● PROBLEM:
Look through the data below. Collect every line where the word "configuration" occurs.
(MATERIAL SUPPLIED)
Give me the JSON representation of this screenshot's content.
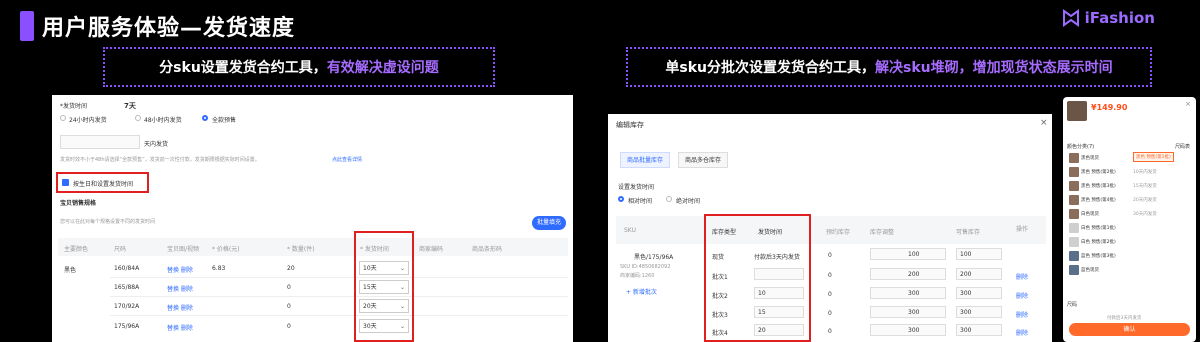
{
  "header": {
    "title": "用户服务体验—发货速度",
    "brand": "iFashion"
  },
  "banners": {
    "left_plain": "分sku设置发货合约工具，",
    "left_highlight": "有效解决虚设问题",
    "right_plain": "单sku分批次设置发货合约工具，",
    "right_highlight": "解决sku堆砌，增加现货状态展示时间"
  },
  "colors": {
    "accent": "#8a4fff",
    "highlight": "#e02020",
    "link": "#2f6bff",
    "orange": "#ff6a2a"
  },
  "left_panel": {
    "ship_time_label": "*发货时间",
    "days_value": "7天",
    "options": [
      "24小时内发货",
      "48小时内发货",
      "全款预售"
    ],
    "days_input_suffix": "天内发货",
    "tip": "发货时效不小于48h请选择“全款预售”，发货前一次性付款，发货期限根据实际时间设置。",
    "tip_link": "点此查看详情",
    "checkbox_label": "按生日和设置发货时间",
    "section_title": "宝贝销售规格",
    "section_desc": "您可以在此对每个规格设置不同的发货时间",
    "batch_button": "批量填充",
    "columns": [
      "主要颜色",
      "尺码",
      "宝贝图/视频",
      "* 价格(元)",
      "* 数量(件)",
      "* 发货时间",
      "商家编码",
      "商品条形码"
    ],
    "rows": [
      {
        "color": "黑色",
        "size": "160/84A",
        "media": "替换 删除",
        "price": "6.83",
        "qty": "20",
        "ship": "10天"
      },
      {
        "color": "",
        "size": "165/88A",
        "media": "替换 删除",
        "price": "",
        "qty": "0",
        "ship": "15天"
      },
      {
        "color": "",
        "size": "170/92A",
        "media": "替换 删除",
        "price": "",
        "qty": "0",
        "ship": "20天"
      },
      {
        "color": "",
        "size": "175/96A",
        "media": "替换 删除",
        "price": "",
        "qty": "0",
        "ship": "30天"
      }
    ]
  },
  "mid_panel": {
    "title": "编辑库存",
    "tabs": [
      "商品批量库存",
      "商品多仓库存"
    ],
    "ship_label": "设置发货时间",
    "radio_options": [
      "相对时间",
      "绝对时间"
    ],
    "columns": [
      "SKU",
      "库存类型",
      "发货时间",
      "预约库存",
      "库存调整",
      "可售库存",
      "操作"
    ],
    "sku_name": "黑色/175/96A",
    "sku_id": "SKU ID:4850682092",
    "sku_code": "商家编码:1260",
    "add_batch": "+ 新增批次",
    "rows": [
      {
        "type": "现货",
        "ship": "付款后3天内发货",
        "booked": "0",
        "adj": "100",
        "sellable": "100",
        "op": ""
      },
      {
        "type": "批次1",
        "ship": "",
        "booked": "0",
        "adj": "200",
        "sellable": "200",
        "op": "删除"
      },
      {
        "type": "批次2",
        "ship": "10",
        "booked": "0",
        "adj": "300",
        "sellable": "300",
        "op": "删除"
      },
      {
        "type": "批次3",
        "ship": "15",
        "booked": "0",
        "adj": "300",
        "sellable": "300",
        "op": "删除"
      },
      {
        "type": "批次4",
        "ship": "20",
        "booked": "0",
        "adj": "300",
        "sellable": "300",
        "op": "删除"
      }
    ]
  },
  "right_panel": {
    "price": "¥149.90",
    "section": "颜色分类(7)",
    "size_guide": "尺码表",
    "options": [
      "黑色现货",
      "黑色 预售(第1批)",
      "黑色 预售(第2批)",
      "黑色 预售(第3批)",
      "黑色 预售(第4批)",
      "白色现货",
      "白色 预售(第1批)",
      "白色 预售(第2批)",
      "蓝色 预售(第3批)",
      "蓝色现货"
    ],
    "ship_tags": [
      "10天内发货",
      "15天内发货",
      "20天内发货",
      "30天内发货"
    ],
    "size_label": "尺码",
    "notice": "付款后3天内发货",
    "confirm": "确认"
  }
}
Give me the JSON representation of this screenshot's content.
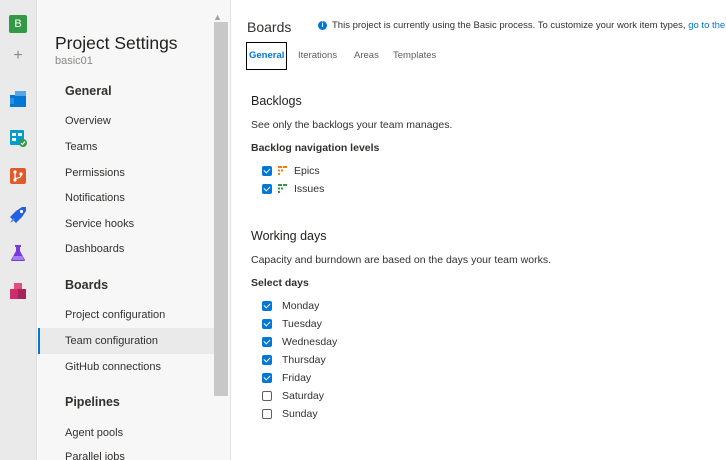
{
  "rail": {
    "org_initial": "B",
    "plus": "+",
    "services": [
      {
        "name": "overview-icon",
        "color": "#0078d4"
      },
      {
        "name": "boards-icon",
        "color": "#009ccc"
      },
      {
        "name": "repos-icon",
        "color": "#e05b2b"
      },
      {
        "name": "pipelines-icon",
        "color": "#2560e0"
      },
      {
        "name": "test-plans-icon",
        "color": "#773adc"
      },
      {
        "name": "artifacts-icon",
        "color": "#cb2e6d"
      }
    ]
  },
  "nav": {
    "title": "Project Settings",
    "subtitle": "basic01",
    "groups": {
      "general": "General",
      "boards": "Boards",
      "pipelines": "Pipelines"
    },
    "items": {
      "overview": "Overview",
      "teams": "Teams",
      "permissions": "Permissions",
      "notifications": "Notifications",
      "service_hooks": "Service hooks",
      "dashboards": "Dashboards",
      "project_configuration": "Project configuration",
      "team_configuration": "Team configuration",
      "github_connections": "GitHub connections",
      "agent_pools": "Agent pools",
      "parallel_jobs": "Parallel jobs"
    },
    "selected": "Team configuration"
  },
  "main": {
    "header_title": "Boards",
    "banner_text": "This project is currently using the Basic process. To customize your work item types, ",
    "banner_link": "go to the",
    "tabs": [
      "General",
      "Iterations",
      "Areas",
      "Templates"
    ],
    "active_tab": "General",
    "backlogs": {
      "title": "Backlogs",
      "description": "See only the backlogs your team manages.",
      "levels_label": "Backlog navigation levels",
      "levels": [
        {
          "label": "Epics",
          "checked": true,
          "icon": "epic-icon",
          "color": "#ff7b00"
        },
        {
          "label": "Issues",
          "checked": true,
          "icon": "issue-icon",
          "color": "#339947"
        }
      ]
    },
    "working_days": {
      "title": "Working days",
      "description": "Capacity and burndown are based on the days your team works.",
      "select_label": "Select days",
      "days": [
        {
          "label": "Monday",
          "checked": true
        },
        {
          "label": "Tuesday",
          "checked": true
        },
        {
          "label": "Wednesday",
          "checked": true
        },
        {
          "label": "Thursday",
          "checked": true
        },
        {
          "label": "Friday",
          "checked": true
        },
        {
          "label": "Saturday",
          "checked": false
        },
        {
          "label": "Sunday",
          "checked": false
        }
      ]
    }
  }
}
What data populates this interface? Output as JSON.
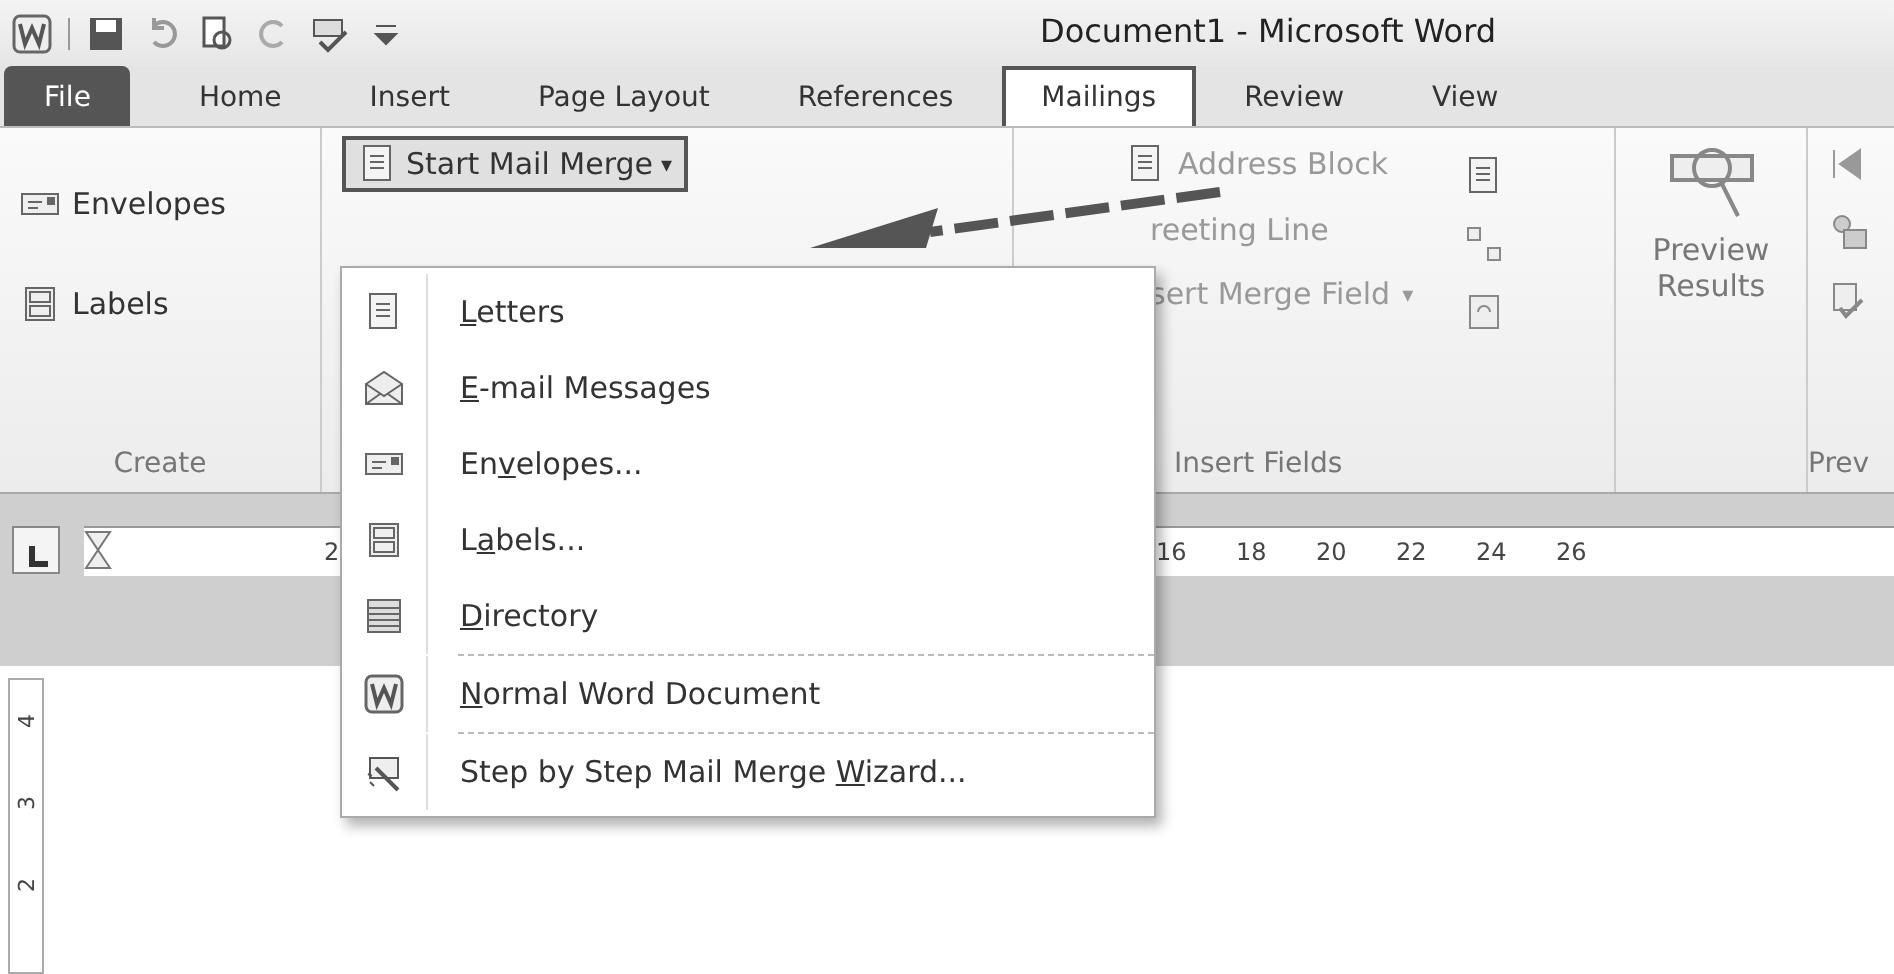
{
  "window": {
    "title": "Document1  -  Microsoft Word"
  },
  "tabs": [
    {
      "label": "File",
      "kind": "file",
      "selected": false
    },
    {
      "label": "Home",
      "kind": "tab",
      "selected": false
    },
    {
      "label": "Insert",
      "kind": "tab",
      "selected": false
    },
    {
      "label": "Page Layout",
      "kind": "tab",
      "selected": false
    },
    {
      "label": "References",
      "kind": "tab",
      "selected": false
    },
    {
      "label": "Mailings",
      "kind": "tab",
      "selected": true
    },
    {
      "label": "Review",
      "kind": "tab",
      "selected": false
    },
    {
      "label": "View",
      "kind": "tab",
      "selected": false
    }
  ],
  "ribbon": {
    "create": {
      "items": [
        {
          "label": "Envelopes",
          "kind": "envelope",
          "disabled": false
        },
        {
          "label": "Labels",
          "kind": "labels",
          "disabled": false
        }
      ],
      "group_label": "Create"
    },
    "start_mail_merge": {
      "label": "Start Mail Merge",
      "caret": "▾",
      "expanded": true
    },
    "insert_fields": {
      "items": [
        {
          "label": "Address Block",
          "disabled": true
        },
        {
          "label": "reeting Line",
          "disabled": true
        },
        {
          "label": "sert Merge Field",
          "caret": "▾",
          "disabled": true
        }
      ],
      "group_label": "Insert Fields"
    },
    "preview": {
      "label_lines": [
        "Preview",
        "Results"
      ],
      "group_label": "Prev"
    }
  },
  "ruler": {
    "ticks": [
      "2",
      "16",
      "18",
      "20",
      "22",
      "24",
      "26"
    ],
    "vertical_ticks": [
      "4",
      "3",
      "2"
    ]
  },
  "menu": {
    "items": [
      {
        "key": "L",
        "post": "etters",
        "kind": "letter",
        "separator_before": false
      },
      {
        "key": "E",
        "post": "-mail Messages",
        "kind": "email",
        "separator_before": false
      },
      {
        "pre": "En",
        "key": "v",
        "post": "elopes...",
        "kind": "envelope",
        "separator_before": false
      },
      {
        "pre": "L",
        "key": "a",
        "post": "bels...",
        "kind": "labels",
        "separator_before": false
      },
      {
        "key": "D",
        "post": "irectory",
        "kind": "directory",
        "separator_before": false
      },
      {
        "key": "N",
        "post": "ormal Word Document",
        "kind": "word",
        "separator_before": true
      },
      {
        "pre": "Step by Step Mail Merge ",
        "key": "W",
        "post": "izard...",
        "kind": "wizard",
        "separator_before": true
      }
    ]
  }
}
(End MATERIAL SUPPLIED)
● THE ANSWER:
      "project_configuration": "Project configuration",
      "team_configuration": "Team configuration",
    "selected": "Team configuration"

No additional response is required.